Veterans and disabilities offices need to make sure that military service members and veterans with disabilities are aware of the range of career opportunities available to them, including in IT. University career counselors need to help these students identify their transferable skills. Of course, that assumes the advisers and counselors know enough about the IT field themselves.

That is where academics come in. Information technology professors need to educate their students, but also their colleagues across their universities. In particular, faculty need to share their knowledge of marketable skills and career opportunities as widely as they can. Through a coordinated effort, we can break down barriers to IT careers one stereotype at a time.

Eileen Trauth is a professor of Information Sciences & Technology and Women's, Gender & Sexuality Studies at Pennsylvania State University. This article was originally published on The Conversation. Read the original article.

WATCH NEXT:

The Conversation

Every once in a while, we run across a photo in The Times-Picayune archives that's so striking that it begs a simple question: "What in the name of Momus Alexander Morgus is going on in this New Orleans photograph?" When we do, we've decided, we're going to share it — and to attempt to answer that question.

Read More Show Less
Members of the Syrian Democratic Forces control the monitor of their drone at their advanced position, during the fighting with Islamic State's fighters in Nazlat Shahada, a district of Raqqa. (Reuters/Zohra Bensemra)

MUSCAT (Reuters) - The United States should keep arming and aiding the Kurdish-led Syrian Democratic Forces (SDF) following the planned U.S. withdrawal from Syria, provided the group keeps up the pressure on Islamic State, a senior U.S. general told Reuters on Friday.

Read More Show Less

President Donald Trump claims the $6.1 billion from the Defense Department's budget that he will now spend on his border wall was not going to be used for anything "important."

Trump announced on Friday that he was declaring a national emergency, allowing him to tap into military funding to help pay for barriers along the U.S.-Mexico border.

Read More Show Less

Long before Tony Stark took a load of shrapnel to the chest in a distant war zone, science fiction legend Robert Heinlein gave America the most visceral description of powered armor for the warfighter of the future. Forget the spines of extra-lethal weaponry, the heads-up display, and even the augmented strength of an Iron Man suit — the real genius, Heinlein wrote in Starship Troopers, "is that you don't have to control the suit; you just wear it, like your clothes, like skin."
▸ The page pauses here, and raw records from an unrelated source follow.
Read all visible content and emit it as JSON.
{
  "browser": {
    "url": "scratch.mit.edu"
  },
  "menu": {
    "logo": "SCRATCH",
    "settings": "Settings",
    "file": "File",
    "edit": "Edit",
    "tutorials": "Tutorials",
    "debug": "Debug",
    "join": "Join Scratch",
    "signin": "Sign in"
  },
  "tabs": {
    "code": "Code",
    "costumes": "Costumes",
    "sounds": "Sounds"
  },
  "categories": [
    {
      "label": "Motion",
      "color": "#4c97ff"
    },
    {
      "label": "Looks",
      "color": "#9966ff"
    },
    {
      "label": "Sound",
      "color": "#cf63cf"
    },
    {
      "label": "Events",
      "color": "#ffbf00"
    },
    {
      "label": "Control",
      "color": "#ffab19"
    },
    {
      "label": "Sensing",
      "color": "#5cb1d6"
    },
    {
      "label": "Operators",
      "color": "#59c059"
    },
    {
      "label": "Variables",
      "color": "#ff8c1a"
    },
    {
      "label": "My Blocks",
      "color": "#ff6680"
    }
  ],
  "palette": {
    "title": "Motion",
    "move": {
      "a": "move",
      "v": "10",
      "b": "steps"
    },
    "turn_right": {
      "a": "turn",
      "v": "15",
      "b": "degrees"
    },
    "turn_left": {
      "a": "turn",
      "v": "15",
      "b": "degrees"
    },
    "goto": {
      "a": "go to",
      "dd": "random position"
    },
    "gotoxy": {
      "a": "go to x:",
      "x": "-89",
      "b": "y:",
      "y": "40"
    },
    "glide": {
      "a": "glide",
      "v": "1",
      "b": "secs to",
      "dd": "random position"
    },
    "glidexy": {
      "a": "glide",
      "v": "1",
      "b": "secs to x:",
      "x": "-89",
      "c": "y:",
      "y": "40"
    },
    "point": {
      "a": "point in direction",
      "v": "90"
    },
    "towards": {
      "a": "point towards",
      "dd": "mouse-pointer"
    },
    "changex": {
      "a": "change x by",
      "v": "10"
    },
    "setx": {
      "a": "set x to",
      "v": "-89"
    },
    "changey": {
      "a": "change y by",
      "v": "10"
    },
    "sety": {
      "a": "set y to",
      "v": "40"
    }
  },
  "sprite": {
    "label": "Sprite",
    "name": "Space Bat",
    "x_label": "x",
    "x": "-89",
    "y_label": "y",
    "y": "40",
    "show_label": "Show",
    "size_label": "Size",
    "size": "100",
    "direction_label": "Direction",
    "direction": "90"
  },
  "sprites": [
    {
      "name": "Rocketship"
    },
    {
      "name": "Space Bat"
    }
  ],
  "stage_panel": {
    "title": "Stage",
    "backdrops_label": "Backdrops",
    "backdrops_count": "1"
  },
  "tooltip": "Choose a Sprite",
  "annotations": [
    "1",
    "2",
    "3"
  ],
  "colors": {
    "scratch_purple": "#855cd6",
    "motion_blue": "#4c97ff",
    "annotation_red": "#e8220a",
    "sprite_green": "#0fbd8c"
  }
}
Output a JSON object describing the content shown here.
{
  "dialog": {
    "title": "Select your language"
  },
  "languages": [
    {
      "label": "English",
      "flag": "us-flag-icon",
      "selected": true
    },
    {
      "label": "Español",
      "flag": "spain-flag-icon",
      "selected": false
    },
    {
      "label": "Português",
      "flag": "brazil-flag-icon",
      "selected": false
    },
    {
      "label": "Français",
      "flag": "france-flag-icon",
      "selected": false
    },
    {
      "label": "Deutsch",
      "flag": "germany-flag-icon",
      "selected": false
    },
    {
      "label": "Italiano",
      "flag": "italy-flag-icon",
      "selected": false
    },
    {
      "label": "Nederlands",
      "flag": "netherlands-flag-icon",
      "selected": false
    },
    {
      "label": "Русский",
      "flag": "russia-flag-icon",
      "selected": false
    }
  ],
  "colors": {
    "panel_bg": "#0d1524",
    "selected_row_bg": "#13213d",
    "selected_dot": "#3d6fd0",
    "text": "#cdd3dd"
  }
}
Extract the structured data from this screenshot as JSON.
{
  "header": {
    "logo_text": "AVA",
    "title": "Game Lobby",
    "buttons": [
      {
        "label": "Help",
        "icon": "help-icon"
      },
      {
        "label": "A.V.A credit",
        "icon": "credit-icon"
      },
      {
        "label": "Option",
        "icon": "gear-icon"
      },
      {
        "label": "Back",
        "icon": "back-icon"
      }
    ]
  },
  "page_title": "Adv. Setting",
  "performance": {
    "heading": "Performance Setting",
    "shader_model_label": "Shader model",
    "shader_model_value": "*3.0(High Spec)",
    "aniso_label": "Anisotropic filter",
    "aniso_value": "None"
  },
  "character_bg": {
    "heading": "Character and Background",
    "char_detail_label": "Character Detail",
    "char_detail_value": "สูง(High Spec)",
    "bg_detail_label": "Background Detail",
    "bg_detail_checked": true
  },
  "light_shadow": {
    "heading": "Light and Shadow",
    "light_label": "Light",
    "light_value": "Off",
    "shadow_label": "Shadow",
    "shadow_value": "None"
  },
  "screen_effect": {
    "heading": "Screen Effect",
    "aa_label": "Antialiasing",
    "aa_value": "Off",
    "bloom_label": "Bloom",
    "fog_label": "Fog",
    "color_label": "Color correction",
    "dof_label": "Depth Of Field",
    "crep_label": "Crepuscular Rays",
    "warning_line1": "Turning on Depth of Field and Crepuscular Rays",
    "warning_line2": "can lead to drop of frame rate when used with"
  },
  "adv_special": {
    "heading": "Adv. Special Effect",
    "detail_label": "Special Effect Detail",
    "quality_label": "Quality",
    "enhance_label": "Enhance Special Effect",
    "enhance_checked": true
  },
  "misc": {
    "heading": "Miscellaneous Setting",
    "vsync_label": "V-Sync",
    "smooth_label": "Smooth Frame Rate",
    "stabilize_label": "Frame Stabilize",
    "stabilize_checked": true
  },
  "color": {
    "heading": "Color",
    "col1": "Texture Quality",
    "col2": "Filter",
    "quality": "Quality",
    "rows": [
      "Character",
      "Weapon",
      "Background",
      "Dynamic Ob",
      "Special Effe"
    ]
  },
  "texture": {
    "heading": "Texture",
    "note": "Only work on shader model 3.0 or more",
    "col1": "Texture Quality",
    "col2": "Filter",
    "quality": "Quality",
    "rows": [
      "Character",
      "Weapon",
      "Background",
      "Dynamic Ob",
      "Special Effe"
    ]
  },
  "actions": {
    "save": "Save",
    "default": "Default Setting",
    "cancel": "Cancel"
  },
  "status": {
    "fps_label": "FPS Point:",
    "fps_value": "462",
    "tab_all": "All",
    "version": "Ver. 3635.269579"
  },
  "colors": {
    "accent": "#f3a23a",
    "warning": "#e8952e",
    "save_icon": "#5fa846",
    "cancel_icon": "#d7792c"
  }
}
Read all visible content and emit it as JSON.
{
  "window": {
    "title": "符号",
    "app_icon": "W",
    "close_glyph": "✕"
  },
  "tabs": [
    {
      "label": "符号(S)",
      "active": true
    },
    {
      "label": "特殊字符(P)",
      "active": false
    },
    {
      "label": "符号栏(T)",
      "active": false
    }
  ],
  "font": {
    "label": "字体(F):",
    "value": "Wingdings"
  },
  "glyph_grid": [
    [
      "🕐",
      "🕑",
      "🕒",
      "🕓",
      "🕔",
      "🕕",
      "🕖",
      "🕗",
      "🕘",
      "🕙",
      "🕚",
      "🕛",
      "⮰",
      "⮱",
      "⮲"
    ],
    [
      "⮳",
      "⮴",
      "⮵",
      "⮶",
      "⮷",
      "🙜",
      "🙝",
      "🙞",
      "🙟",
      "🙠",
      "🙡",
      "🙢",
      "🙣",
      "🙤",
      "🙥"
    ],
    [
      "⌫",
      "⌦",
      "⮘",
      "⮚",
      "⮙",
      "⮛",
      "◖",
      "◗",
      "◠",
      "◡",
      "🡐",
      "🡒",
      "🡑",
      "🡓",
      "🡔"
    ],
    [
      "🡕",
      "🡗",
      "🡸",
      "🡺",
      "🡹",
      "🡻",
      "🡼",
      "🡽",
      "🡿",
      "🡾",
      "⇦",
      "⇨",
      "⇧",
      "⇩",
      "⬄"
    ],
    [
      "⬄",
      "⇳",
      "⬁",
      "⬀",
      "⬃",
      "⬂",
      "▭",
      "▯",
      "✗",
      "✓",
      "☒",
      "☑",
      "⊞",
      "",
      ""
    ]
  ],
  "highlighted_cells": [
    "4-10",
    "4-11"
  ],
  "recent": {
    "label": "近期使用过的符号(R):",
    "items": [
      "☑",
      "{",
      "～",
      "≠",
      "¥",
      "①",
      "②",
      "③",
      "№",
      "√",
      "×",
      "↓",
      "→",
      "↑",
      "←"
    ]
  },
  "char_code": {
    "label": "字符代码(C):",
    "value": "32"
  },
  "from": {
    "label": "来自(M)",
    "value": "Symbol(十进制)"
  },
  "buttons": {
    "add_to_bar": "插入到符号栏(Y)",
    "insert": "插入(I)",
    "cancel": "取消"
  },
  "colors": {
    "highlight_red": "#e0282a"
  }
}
"Any sort of ship you have to learn to pilot; it takes a long time, a new full set of reflexes, a different and artificial way of thinking," explains Johnny Rico. "Spaceships are for acrobats who are also mathematicians. But a suit, you just wear."

First introduced in 2013, U.S. Special Operations Command's Tactical Assault Light Operator Suit (TALOS) purported to offer this capability as America's first stab at militarized powered armor. And while SOCOM initially promised a veritable Iron Man-style tactical armor by 2018, a Navy spokesman told Task & Purpose the much-hyped exoskeleton will likely never get off the launch pad.

"The prototype itself is not currently suitable for operation in a close combat environment," SOCOM spokesman Navy Lt. Phillip Chitty told Task & Purpose, adding that JATF-TALOS has no plans for an external demonstration this year. "There is still no intent to field the TALOS Mk 5 combat suit prototype."

Read More Show Less

D-Day veteran James McCue died a hero. About 500 strangers made sure of it.

"It's beautiful," Army Sgt. Pete Rooney said of the crowd that gathered in the cold and stood on the snow Thursday during McCue's burial. "I wish it happened for every veteran's funeral."

Read More Show Less